The Grand Junction Sentinel’s Charles Ashby updates on the developing scandal over Colorado GOP Chairman Ken Buck’s management of the COVID-addled 2020 assemblies, the apparent fudging of the results of which is threatening to plunge an already beleaguered party facing another round of destruction at the polls in November into even more intraparty chaos:
The chairman of the Colorado Republican Party, U.S. Rep. Ken Buck, formed a special commission Wednesday to review the party’s assembly nomination and ballot designation processes, some of which the 4th District congressman is deeply involved with himself. [Pols emphasis]
Controversies in the party’s nomination process first came to light in a Denver Post story last week that included a recording of Buck ordering Eli Bremer, the GOP chairman for Senate District 10, to place a candidate on the June primary ballot who only received 24% of the vote at the district’s assembly in March. His opponent, state Rep. Larry Liston, R-Colorado Springs, received 76%.
If the news that Buck is forming a special commission to look into irregularities that Buck himself appears to have not only been party to but directed sounds familiar to you, it’s because almost exactly one year ago this headline ran in the Colorado Springs Gazette:
That’s right, patient readers–this strategy of setting up an “investigation” to investigate one’s own actions, thus delaying accountability, allowing time to settle emotions, and burying misconduct eventually under procedural jargon in a report no one reads, is a thing that Ken Buck does:
U.S. Rep. Ken Buck, chairman of the Colorado Republican Party, has asked a state lawmaker to lead an inquiry into allegations by another legislator that the March party election won by Buck was so riddled with errors and irregularities that its final results could be open to question.
Buck told Colorado Politics that he’s enlisted state Rep. Mark Baisley of Roxborough Park to assemble a panel to examine allegations made by state Rep. Susan Beckman, a Littleton Republican and Buck’s chief rival in the March party election.
After Baisley and his team investigate Beckman’s complaints, Buck said he wants them to issue recommendations on party election procedures — potentially including holding another vote for state party chairman. [Pols emphasis]
Needless to say, there was never another vote for state party chairman. Within a few days of this story, Colorado GOP vice-chair Kristi Burton Brown had filed her ill-conceived recall attempt against Democratic Rep. Tom Sullivan, Ken Buck got busy in Washington making himself and the party look as bad as possible during the long impeachment inquiry, and the news cycle moved on from the allegations of electoral treachery that kicked off Buck’s term as Colorado GOP party chairman.

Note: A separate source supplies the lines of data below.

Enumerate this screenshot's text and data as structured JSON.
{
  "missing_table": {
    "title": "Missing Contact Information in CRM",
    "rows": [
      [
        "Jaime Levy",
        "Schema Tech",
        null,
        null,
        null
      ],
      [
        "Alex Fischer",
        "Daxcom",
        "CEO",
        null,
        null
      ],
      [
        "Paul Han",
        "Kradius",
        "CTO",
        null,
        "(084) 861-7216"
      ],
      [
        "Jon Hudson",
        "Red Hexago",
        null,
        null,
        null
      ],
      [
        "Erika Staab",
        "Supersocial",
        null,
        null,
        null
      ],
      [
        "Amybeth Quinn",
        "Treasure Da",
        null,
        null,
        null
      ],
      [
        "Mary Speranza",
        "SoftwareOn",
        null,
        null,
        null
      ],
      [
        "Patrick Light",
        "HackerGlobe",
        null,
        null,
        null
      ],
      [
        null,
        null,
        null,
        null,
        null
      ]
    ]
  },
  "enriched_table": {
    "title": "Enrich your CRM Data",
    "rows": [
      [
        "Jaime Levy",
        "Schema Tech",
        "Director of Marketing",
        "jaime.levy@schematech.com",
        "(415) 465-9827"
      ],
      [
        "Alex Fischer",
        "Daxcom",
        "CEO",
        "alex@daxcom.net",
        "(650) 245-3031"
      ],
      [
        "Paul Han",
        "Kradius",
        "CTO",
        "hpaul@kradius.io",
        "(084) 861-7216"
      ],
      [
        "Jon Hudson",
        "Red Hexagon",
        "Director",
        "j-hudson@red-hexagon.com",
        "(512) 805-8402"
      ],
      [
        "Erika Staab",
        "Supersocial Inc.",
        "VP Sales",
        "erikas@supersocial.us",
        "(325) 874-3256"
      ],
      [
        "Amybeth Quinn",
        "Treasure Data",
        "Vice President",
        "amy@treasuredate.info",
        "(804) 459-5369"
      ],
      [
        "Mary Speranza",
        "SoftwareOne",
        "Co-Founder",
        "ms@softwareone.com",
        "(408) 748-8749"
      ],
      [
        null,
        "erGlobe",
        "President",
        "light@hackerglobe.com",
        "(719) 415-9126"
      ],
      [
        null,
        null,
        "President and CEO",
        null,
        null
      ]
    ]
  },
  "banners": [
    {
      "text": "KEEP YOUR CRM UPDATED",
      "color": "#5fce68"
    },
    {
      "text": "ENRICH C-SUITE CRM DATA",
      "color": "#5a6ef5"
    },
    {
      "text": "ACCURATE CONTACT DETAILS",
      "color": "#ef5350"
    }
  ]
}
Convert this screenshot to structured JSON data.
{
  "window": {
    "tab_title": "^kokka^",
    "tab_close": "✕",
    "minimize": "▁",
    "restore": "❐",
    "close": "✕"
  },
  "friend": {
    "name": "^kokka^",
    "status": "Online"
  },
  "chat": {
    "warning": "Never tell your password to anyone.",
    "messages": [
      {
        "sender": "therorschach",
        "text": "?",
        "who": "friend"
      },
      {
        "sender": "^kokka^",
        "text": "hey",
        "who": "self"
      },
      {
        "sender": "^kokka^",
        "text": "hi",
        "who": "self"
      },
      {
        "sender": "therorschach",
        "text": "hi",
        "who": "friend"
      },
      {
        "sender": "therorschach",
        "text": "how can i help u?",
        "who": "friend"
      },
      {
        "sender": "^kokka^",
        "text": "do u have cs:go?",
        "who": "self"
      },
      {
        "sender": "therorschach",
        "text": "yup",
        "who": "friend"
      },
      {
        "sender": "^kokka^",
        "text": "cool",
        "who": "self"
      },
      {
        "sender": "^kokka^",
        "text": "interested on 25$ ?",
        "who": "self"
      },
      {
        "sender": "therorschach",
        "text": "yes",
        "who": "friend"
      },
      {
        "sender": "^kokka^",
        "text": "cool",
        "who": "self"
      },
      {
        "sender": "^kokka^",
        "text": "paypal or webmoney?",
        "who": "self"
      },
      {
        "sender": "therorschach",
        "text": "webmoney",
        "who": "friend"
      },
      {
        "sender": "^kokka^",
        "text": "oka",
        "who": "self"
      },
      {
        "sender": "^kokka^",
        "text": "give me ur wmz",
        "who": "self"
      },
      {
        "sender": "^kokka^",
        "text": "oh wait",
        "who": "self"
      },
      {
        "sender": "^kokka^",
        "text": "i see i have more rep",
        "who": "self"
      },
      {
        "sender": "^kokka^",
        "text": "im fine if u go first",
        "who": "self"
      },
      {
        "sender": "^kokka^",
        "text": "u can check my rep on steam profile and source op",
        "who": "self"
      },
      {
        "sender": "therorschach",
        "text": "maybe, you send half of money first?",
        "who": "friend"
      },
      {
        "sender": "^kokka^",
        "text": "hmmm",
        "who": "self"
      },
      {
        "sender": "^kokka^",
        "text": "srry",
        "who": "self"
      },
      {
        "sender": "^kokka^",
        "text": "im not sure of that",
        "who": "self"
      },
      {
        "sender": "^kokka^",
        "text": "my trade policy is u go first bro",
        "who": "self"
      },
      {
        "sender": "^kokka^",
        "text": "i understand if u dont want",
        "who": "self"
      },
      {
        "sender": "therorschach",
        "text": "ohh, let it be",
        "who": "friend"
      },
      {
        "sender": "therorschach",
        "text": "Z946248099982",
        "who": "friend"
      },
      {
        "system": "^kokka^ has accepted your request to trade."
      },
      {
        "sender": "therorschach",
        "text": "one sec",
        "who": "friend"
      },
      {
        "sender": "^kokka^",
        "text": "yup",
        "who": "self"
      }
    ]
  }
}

As it turns out, Buck’s electoral treachery, and the method of covering it up, follows a pattern.